It’s a truism that every policy has unintended consequences. However, if the implementation of pay to stay next year proves to be a disaster, ministers cannot say they were not warned.
Introduced under the Housing and Planning Act in a bid to increase the amount of rent paid by high-earning council tenants, councils will only get to keep a small proportion to cover admin costs, with the rest going to the Treasury.
Yet this week research for the Local Government Association found the policy would raise just a fifth of the £365m ministers have estimated it will generate. The association also warned councils did not have the time or capacity to gather and process details of tenants’ income in time for implementation in April.
Southwark LBC has called for responsibility for identifying eligible tenants to be passed to the HMRC and warned that it offers a disincentive to work: potential unintended consequence number one. Southwark also highlighted the issue of self-employed people. With affected households set to see their rent rise by an average of £1,065 a year there is a clear incentive to under-report your income: potential unintended consequence number two.
On the face of it, the pay to stay policy sounds reasonable enough: you earn more, you pay more. Yet under the government’s definition a high-earning household is one where two people in London are working full time and earning the minimum wage; that’s hardly living the high life at the taxpayers’ expense.
There have been a few cases of high-paid, high-profile individuals living in council houses, including, infamously, the late union boss Bob Crow who remained in his North London home while drawing a salary of £145,000. In 2014 then-communities secretary Sir Eric Pickles claimed there were 5,000 tenants earning more than £100,000 a year. Yet this is such a tiny fraction of the more than 1.6 million council homes in England as to be negligible. Sledgehammers and nuts come to mind.
The truth is at this point no-one really knows how many council properties are home to households that could reasonably be considered wealthy. However, while there is a social case for mixed communities, if there were significant numbers of council households living it up while tens of thousands of families languish on housing waiting lists you can be sure councils would have noticed and be clamouring for something to be done. It’s the very worst kind of policy; one that tackles a problem that doesn’t really exist.
Pay to stay came under sustained attack in the Lords, with peers winning a concession that rents would rise by 15p for every £1 they took home over the high earning thresholds of £30,000 or £40,000 in London. This likely accounts for the difference between what the government estimated it would raise and what the LGA’s Savills research has found.
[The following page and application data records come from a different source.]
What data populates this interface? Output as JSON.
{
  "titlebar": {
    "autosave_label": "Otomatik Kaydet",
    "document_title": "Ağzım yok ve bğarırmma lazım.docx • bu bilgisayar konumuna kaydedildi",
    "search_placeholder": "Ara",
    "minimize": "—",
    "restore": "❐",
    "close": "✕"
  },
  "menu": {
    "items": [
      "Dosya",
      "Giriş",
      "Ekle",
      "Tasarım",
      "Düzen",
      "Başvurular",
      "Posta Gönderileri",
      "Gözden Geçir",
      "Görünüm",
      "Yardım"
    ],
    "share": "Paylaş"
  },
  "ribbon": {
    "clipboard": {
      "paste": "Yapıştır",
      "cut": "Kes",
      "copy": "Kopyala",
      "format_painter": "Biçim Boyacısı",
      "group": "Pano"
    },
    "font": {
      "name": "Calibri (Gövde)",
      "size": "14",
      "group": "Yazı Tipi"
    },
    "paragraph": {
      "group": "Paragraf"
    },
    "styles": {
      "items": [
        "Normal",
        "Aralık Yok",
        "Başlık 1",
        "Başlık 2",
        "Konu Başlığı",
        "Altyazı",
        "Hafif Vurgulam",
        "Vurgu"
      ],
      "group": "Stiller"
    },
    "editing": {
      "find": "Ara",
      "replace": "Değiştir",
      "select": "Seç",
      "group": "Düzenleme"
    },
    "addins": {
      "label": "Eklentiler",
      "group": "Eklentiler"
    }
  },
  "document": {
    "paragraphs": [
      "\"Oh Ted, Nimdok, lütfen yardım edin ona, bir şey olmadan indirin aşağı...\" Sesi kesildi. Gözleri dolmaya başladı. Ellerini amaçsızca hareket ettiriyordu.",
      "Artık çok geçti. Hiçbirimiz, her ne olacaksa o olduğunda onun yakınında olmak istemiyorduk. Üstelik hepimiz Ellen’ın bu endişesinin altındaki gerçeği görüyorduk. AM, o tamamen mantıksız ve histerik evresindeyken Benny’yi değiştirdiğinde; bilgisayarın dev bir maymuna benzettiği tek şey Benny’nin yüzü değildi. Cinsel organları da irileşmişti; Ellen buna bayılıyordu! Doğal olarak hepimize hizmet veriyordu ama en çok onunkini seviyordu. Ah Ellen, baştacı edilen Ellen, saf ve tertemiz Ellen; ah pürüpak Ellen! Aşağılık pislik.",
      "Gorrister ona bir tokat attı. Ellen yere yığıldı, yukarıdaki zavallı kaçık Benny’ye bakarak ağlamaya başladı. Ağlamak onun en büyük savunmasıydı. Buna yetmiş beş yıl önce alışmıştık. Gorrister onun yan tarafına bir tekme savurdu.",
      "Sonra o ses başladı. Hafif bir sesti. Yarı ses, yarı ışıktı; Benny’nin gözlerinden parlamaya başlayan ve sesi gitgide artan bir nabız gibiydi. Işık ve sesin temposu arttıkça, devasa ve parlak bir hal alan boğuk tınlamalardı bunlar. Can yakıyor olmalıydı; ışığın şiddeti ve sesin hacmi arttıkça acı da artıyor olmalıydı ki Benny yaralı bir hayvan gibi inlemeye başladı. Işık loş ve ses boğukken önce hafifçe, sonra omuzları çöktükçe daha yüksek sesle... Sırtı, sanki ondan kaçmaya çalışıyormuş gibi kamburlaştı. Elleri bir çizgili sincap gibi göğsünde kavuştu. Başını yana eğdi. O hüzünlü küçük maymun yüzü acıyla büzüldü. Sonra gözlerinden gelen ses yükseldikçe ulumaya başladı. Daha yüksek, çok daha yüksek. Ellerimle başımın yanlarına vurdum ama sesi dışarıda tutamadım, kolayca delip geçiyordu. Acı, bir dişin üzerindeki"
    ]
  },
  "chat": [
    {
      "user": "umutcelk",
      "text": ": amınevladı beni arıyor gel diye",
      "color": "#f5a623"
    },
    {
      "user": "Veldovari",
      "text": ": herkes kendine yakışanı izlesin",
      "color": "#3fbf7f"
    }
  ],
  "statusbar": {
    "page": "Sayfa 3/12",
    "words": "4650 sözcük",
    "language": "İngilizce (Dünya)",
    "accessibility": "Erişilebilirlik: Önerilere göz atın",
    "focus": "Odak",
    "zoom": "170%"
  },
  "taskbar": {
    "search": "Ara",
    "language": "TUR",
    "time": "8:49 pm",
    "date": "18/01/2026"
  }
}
The government accepted this compromise rather than lose face by abandoning the plan. But with the complications in implementing the policy far outweighing any gain, financially or socially, the government should do the decent thing and abandon it.